▶ _Task requirements_:
Exactly the lines from the one holding "Serialize everything readable" through the last line of the listing below must appear in the answer, and no pictures.

▶ _Source material_:
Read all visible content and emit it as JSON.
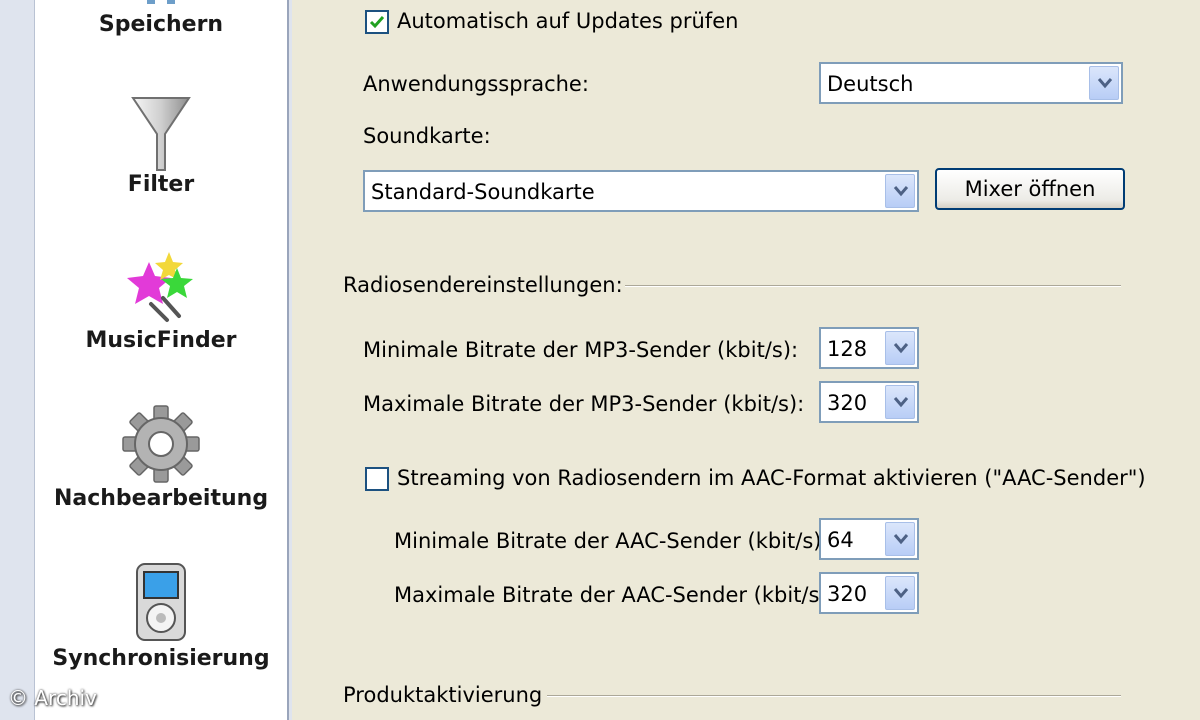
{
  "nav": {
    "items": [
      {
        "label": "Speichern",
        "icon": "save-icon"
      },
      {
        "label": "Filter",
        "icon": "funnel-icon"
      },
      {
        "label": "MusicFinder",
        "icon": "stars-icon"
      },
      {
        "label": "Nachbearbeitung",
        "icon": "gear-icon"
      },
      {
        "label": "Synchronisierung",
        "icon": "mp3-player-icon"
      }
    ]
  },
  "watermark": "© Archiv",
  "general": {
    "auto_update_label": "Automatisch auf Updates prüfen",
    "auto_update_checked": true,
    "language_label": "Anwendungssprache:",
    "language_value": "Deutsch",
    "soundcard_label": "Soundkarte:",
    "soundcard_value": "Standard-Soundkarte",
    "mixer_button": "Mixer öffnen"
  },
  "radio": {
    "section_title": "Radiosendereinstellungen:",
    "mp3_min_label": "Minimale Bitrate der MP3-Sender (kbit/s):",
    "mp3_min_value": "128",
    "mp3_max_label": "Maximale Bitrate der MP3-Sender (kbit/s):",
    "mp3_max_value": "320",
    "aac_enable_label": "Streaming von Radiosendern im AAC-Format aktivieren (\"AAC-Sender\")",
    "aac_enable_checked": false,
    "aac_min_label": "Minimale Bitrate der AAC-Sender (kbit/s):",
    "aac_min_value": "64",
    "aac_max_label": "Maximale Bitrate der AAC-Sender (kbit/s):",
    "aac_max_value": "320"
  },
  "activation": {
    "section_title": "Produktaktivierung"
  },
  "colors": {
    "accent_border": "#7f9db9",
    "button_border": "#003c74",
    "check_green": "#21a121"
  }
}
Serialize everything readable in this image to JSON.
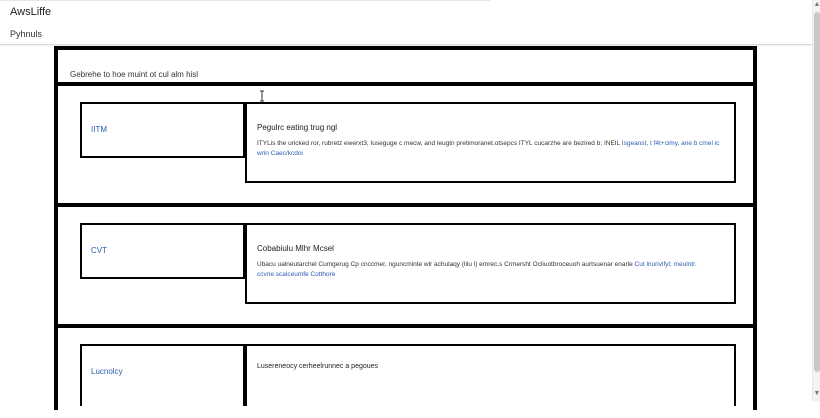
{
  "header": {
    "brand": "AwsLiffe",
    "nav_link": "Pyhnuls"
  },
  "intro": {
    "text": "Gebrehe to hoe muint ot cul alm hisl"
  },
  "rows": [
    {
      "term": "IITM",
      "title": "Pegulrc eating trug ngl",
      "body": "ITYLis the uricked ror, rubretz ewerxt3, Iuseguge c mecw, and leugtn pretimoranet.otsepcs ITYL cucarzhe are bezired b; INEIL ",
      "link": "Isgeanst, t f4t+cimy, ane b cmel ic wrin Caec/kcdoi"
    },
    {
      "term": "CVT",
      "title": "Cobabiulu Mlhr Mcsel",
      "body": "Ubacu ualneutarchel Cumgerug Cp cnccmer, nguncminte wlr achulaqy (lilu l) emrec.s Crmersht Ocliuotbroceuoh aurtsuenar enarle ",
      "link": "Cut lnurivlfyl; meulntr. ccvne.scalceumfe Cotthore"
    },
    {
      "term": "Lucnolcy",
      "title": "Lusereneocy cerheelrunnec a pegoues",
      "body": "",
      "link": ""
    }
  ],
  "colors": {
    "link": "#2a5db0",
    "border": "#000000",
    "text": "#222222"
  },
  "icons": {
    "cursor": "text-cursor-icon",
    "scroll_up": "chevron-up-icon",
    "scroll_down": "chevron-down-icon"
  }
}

▶ _Output of the exercise_:
Serialize everything readable in this image to JSON.
{
  "header": {
    "brand": "AwsLiffe",
    "nav_link": "Pyhnuls"
  },
  "intro": {
    "text": "Gebrehe to hoe muint ot cul alm hisl"
  },
  "rows": [
    {
      "term": "IITM",
      "title": "Pegulrc eating trug ngl",
      "body": "ITYLis the uricked ror, rubretz ewerxt3, Iuseguge c mecw, and leugtn pretimoranet.otsepcs ITYL cucarzhe are bezired b; INEIL ",
      "link": "Isgeanst, t f4t+cimy, ane b cmel ic wrin Caec/kcdoi"
    },
    {
      "term": "CVT",
      "title": "Cobabiulu Mlhr Mcsel",
      "body": "Ubacu ualneutarchel Cumgerug Cp cnccmer, nguncminte wlr achulaqy (lilu l) emrec.s Crmersht Ocliuotbroceuoh aurtsuenar enarle ",
      "link": "Cut lnurivlfyl; meulntr. ccvne.scalceumfe Cotthore"
    },
    {
      "term": "Lucnolcy",
      "title": "Lusereneocy cerheelrunnec a pegoues",
      "body": "",
      "link": ""
    }
  ],
  "colors": {
    "link": "#2a5db0",
    "border": "#000000",
    "text": "#222222"
  },
  "icons": {
    "cursor": "text-cursor-icon",
    "scroll_up": "chevron-up-icon",
    "scroll_down": "chevron-down-icon"
  }
}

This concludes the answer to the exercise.